IN ADDITION to Slovakia’s historical and natural monuments already inscribed on the UNESCO Heritage List, churches in the Gemer and Abov regions are also preparing for inclusion on the list. One such church is the Annunciation of Our Lady in the municipality of Chyžné (in the district of Revúca) in central Slovakia.

The church in Chyžné dates back to the second half of the 11th century and is decorated with rare late 14th-century frescoes. The interior also contains a late Gothic altar from the workshop of renowned sculptor Master Pavol of Levoča. Near the church lies a wooden 18th-century belfry.

“All these things are, of course, a magnet for tourists who tend to come mainly during the high season,” Chyžné Mayor Ján Greguš told the TASR newswire. “At the beginning and the end of the school term there is increased interest among students. But the monument is not the property of the municipality [it belongs to the church - ed. note]. Those interested in visiting the church have to call a number that is written on a sign next to the entrance. An elderly lady tends to open the church, but due to her age, she does not guide visitors; instead, she distributes leaflets with basic information in three languages. She usually arrives within 15 minutes.”

Greguš added that the village has a relatively new parson who is currently looking for ways to make visiting the church easier.

The Gemer and Malohont regions’ economic prosperity in the 13th to 15th centuries resulted in medieval wall paintings in 18 local churches. Members of wealthy Gemer families, the Bebeks and the Csetnekys, hired Italian masters to decorate their family churches in Štítnik and Plešivec in Rožňava. The activities of period workshops and individual artists are documented on the walls of smaller countryside churches in Ochtiná, Koceľovce, Rákoš, Chyžné, Roštár, Kameňany, Šivetice, Lipovník and Krásnohorské Podhradie.

Currently, the church in Chyžné is in relatively good condition. Two years ago the roof was reconstructed with shingles resembling the originals.

“The ceiling of the church was also partially heat-insulated,” Greguš told TASR. “In the 1970s, cracks started to appear on the church due to mining. Experts scrutinised them but it is probably alright, as no further intervention has been made.”

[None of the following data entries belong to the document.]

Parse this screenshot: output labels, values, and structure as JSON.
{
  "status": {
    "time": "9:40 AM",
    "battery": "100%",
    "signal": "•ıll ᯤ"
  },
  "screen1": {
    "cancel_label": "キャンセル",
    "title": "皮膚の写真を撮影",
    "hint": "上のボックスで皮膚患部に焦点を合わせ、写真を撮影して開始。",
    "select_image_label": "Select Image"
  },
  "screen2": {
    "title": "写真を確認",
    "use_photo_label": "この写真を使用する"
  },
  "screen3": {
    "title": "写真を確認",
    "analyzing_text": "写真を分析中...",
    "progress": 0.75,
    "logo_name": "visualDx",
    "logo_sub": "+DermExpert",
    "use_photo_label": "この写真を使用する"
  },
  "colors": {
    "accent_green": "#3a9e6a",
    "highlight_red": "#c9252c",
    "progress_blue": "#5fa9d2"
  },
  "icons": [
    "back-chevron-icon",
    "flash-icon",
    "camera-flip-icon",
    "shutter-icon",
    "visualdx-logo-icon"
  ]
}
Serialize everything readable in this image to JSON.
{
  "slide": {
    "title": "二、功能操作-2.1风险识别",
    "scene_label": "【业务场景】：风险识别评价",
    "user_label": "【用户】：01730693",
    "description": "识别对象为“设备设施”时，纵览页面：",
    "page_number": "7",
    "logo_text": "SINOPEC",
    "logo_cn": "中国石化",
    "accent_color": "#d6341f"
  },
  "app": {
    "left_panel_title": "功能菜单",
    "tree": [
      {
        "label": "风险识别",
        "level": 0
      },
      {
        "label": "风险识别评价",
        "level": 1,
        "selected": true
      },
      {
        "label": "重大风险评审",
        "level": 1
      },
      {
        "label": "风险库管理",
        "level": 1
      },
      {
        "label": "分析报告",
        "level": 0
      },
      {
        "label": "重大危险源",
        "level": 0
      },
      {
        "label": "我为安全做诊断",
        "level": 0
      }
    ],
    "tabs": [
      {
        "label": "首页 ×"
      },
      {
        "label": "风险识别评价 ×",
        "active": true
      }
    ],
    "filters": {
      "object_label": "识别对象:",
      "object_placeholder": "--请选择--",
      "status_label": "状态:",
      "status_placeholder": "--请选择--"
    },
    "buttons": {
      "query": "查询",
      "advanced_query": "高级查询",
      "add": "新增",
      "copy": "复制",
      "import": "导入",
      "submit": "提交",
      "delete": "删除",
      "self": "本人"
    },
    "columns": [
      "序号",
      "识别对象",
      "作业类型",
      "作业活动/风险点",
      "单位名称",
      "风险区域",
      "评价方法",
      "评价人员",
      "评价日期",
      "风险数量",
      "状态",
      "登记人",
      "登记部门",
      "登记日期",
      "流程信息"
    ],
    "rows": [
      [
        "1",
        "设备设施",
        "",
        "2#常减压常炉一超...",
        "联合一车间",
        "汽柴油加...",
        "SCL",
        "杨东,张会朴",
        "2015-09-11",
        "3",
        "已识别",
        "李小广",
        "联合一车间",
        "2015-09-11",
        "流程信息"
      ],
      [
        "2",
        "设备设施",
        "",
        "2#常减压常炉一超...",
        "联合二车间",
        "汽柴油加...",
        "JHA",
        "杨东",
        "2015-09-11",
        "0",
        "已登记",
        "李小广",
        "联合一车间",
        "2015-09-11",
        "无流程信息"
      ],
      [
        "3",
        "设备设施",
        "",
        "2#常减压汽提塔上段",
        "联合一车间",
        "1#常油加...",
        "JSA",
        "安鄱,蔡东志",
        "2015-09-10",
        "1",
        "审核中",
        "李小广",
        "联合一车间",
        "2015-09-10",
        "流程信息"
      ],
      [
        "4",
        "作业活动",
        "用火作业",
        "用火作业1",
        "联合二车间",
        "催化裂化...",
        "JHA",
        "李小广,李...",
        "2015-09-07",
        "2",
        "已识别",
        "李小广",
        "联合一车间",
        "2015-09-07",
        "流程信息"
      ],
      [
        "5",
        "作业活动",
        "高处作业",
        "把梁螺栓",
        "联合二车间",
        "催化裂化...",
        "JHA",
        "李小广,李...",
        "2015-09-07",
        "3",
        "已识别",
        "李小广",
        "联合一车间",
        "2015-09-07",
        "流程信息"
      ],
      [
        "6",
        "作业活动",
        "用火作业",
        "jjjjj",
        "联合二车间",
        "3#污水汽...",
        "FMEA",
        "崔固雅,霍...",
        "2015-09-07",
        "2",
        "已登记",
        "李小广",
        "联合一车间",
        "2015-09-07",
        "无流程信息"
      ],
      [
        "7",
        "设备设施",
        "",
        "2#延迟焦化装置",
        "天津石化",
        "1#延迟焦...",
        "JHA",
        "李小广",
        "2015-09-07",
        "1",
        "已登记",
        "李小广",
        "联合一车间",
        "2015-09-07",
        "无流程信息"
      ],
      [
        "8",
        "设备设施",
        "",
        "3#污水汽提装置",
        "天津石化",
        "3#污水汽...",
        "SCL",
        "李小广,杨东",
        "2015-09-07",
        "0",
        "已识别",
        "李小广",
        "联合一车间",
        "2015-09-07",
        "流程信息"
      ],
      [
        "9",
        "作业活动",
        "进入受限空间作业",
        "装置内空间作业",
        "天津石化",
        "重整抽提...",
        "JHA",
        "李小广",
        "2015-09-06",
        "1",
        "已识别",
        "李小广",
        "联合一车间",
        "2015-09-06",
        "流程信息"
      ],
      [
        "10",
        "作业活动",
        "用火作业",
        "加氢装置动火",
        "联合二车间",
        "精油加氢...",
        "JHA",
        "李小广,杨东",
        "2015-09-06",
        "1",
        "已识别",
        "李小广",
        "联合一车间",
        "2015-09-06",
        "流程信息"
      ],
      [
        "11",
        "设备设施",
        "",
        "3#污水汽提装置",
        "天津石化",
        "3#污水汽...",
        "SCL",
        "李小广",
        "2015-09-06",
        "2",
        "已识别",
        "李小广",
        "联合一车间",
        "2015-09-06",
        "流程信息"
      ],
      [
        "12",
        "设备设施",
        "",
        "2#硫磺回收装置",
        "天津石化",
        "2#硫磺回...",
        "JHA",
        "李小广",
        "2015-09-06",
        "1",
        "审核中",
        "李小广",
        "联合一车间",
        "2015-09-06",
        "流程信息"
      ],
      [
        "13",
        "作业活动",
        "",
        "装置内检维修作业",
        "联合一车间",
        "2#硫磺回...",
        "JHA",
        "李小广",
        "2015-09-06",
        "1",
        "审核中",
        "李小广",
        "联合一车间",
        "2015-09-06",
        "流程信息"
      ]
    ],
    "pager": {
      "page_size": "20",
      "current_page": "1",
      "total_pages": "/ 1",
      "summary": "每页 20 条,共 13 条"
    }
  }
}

He concluded, being inscribed on the UNESCO Heritage List “would surely mean a prestigious thing and it would make people notice our municipality more – but what I would welcome is better cooperation when using this cultural gem”.